The Law, Rights, and Religion Project
Formerly The Public Rights/Private Conscience Project
The Law, Rights, and Religion Project, formerly the Public Rights/Private Conscience Project, is a law and policy think tank based at Columbia Law School that promotes social justice, freedom of religion, and religious plurality. We develop strategic thought leadership on the complex ways in which religious liberty rights interact with other fundamental rights.
Our mission is to ensure that laws and policies reflect the understanding that the right to free exercise of religion protects all religious beliefs and communities, including non-believers; requires respect for religious plurality and equality principles; and must be balanced against other liberty and equality rights where they are in conflict. Our work takes the form of legal research and scholarship, public policy interventions, advocacy support, and academic and media publications.
Policy Papers, Amicus Briefs, and Testimony
The Racial Justice Program
New Year, New Name: The Public Rights/Private Conscience Project is now the Law, Rights, and Religion Project
Announcement and Press Release regarding the Public Rights/Private Conscience Project's re-naming to the Law, Rights, and Religion Project at Columbia Law School, and the launch of the new site, https://lawrightsreligion.law.columbia.edu on January 24, 2019. Quotes from Faculty Director Professor Katherine Franke, and Law, Rights, and Religion Project Director Elizabeth Reiner Platt.
Professor Katherine Franke Comments on Federal Court Conviction of Four Migrants' Rights Activists for Leaving Water and Food in the Arizona Desert
Professor Katherine Franke of Columbia Law School issued a public statement in response to Magistrate Judge Bernardo Velasco's verdict in the case of No More Deaths/No Más Muertes activists, Natalie Renee Hoffman, Oona Meagan Holcomb, Madeleine Abbe Huse, and Zaachilda Isabel Orozco-McCormick (No. M 17-00339-N/A(BPV)).
Religion, Discrimination, and Government Funding: Enforcing Civil Rights Law After Masterpiece Cakeshop and Trinity Lutheran

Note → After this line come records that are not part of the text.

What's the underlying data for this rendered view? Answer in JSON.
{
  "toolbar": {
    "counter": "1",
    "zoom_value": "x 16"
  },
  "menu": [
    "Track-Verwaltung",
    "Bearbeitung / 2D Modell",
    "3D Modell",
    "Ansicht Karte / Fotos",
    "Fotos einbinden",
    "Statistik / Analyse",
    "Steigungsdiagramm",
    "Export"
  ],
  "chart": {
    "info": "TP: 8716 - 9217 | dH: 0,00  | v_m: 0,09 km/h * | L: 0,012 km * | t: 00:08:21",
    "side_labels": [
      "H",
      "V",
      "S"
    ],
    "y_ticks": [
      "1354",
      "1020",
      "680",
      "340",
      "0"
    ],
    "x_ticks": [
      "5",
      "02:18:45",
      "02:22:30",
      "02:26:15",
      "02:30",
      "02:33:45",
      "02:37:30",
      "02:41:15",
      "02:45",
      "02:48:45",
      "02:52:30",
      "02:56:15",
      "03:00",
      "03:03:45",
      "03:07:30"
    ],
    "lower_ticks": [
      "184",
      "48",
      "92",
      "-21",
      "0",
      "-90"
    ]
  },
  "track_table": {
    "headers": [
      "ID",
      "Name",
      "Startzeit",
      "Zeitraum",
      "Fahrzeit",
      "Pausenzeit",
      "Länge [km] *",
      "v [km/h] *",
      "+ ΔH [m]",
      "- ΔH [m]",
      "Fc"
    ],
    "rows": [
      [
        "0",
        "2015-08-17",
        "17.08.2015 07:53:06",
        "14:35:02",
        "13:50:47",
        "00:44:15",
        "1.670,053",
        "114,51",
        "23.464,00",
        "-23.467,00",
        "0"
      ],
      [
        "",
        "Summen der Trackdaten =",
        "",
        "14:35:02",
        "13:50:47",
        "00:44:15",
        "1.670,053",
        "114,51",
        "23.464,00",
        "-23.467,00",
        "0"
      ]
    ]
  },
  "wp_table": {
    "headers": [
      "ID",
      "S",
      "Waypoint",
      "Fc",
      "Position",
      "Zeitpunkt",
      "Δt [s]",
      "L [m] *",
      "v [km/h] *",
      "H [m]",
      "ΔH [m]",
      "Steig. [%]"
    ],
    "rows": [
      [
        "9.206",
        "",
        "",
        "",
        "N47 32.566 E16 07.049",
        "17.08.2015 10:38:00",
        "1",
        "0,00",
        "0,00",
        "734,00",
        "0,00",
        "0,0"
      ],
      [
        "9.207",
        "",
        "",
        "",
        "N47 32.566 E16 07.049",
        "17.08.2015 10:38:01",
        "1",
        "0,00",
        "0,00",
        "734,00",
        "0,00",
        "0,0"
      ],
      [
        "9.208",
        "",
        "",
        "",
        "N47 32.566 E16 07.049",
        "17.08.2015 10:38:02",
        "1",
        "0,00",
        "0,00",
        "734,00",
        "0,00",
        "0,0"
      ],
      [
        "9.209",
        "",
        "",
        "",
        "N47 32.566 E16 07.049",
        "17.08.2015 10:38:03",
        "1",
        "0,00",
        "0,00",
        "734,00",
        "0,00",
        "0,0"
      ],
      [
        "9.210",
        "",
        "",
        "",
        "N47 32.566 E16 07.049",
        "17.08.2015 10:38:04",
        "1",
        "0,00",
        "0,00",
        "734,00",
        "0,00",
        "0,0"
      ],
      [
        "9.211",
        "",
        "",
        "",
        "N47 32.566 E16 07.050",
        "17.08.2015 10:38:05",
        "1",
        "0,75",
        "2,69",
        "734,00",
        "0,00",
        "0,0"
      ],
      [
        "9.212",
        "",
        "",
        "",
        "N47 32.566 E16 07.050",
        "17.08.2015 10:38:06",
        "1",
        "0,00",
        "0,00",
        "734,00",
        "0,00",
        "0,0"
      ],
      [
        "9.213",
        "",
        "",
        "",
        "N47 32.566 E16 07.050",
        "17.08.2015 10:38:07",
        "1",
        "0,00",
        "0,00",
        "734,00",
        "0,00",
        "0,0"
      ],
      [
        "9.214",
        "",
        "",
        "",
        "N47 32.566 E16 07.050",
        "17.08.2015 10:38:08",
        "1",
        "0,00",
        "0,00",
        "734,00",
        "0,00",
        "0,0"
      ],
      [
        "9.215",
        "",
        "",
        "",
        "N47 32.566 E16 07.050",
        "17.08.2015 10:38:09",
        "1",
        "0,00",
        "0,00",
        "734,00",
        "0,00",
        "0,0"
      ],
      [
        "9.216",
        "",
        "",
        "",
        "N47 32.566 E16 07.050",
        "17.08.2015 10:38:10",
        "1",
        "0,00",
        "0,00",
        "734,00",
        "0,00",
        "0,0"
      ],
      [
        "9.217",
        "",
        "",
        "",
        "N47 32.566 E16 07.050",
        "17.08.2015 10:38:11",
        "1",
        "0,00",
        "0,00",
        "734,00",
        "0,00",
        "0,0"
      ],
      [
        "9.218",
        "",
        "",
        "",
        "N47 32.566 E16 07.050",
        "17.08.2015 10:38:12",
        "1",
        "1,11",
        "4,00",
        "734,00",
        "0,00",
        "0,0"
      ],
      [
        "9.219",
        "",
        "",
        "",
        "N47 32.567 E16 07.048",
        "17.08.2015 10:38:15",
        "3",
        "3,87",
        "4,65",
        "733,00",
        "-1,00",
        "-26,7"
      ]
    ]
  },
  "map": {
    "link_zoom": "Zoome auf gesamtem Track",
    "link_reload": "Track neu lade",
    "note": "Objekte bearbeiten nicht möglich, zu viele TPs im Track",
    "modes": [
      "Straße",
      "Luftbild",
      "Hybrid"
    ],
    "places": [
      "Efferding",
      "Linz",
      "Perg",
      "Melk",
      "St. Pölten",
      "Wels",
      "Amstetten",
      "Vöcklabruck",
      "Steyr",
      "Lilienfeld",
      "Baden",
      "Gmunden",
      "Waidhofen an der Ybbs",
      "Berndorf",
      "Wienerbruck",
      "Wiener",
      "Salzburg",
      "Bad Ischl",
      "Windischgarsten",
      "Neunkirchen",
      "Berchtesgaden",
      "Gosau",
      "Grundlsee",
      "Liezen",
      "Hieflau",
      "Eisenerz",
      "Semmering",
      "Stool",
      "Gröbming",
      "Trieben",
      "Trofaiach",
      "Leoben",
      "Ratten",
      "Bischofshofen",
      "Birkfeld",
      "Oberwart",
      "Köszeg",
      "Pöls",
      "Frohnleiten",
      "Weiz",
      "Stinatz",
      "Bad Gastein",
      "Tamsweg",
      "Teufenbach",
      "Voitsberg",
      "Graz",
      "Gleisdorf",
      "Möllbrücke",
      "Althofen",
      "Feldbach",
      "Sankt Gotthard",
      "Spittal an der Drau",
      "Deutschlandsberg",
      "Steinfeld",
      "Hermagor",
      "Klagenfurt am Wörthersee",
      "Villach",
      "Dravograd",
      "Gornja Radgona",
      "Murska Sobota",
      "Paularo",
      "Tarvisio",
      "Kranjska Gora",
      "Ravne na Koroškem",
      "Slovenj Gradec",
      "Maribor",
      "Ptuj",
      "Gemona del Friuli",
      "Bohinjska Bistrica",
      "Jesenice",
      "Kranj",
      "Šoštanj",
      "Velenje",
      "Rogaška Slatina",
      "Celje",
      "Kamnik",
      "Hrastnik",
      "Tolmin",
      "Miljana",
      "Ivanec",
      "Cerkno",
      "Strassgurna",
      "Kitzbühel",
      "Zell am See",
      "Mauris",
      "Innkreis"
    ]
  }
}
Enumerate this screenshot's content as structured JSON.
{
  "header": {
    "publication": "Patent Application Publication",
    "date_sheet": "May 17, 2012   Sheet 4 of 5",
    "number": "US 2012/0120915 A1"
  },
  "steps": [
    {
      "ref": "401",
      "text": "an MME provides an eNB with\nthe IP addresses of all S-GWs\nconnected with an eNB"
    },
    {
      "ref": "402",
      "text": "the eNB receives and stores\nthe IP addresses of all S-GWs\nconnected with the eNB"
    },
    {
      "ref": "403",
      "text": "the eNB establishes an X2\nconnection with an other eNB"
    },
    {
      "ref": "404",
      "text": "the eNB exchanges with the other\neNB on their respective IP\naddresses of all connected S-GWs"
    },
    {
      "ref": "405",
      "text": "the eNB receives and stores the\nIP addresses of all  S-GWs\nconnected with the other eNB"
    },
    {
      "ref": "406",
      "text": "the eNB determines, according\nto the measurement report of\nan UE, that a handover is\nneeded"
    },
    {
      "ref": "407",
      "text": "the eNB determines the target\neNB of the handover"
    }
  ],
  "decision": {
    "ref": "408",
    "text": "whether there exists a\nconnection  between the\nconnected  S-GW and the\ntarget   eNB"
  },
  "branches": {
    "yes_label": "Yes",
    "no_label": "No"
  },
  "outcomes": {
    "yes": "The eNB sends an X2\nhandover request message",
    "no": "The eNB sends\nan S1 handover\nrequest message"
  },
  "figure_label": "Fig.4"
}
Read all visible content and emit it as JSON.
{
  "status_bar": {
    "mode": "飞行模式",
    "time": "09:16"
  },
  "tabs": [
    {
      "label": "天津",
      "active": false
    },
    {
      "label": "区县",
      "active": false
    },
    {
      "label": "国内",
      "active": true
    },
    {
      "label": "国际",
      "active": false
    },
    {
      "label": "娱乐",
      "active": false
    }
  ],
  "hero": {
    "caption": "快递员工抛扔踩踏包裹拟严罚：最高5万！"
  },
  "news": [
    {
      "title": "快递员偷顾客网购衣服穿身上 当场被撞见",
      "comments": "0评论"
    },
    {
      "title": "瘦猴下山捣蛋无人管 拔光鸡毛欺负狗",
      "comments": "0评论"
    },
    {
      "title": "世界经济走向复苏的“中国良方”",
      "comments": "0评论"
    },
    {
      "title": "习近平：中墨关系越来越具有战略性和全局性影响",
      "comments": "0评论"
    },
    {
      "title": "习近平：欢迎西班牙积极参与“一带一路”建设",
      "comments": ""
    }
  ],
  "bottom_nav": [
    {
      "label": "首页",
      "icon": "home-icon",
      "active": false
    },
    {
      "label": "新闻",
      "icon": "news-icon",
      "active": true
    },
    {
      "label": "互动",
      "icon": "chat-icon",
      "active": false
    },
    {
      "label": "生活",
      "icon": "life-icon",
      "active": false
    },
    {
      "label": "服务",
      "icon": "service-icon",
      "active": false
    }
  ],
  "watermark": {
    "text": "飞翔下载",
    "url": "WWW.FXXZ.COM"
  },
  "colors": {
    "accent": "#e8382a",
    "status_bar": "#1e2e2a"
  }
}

A memorandum published by the Law, Rights, and Religion Project at Columbia Law School (formerly the Public Rights/Private Conscience Project) that clarifies the responsibility of state and local human rights agencies and commissions to robustly enforce civil rights laws—particularly in the context of government-funded social services—in the wake of the Supreme Court’s decisions in Masterpiece Cakeshop v. Colorado Civil Rights Commission and Trinity Lutheran Church of Columbia, Inc. v. Comer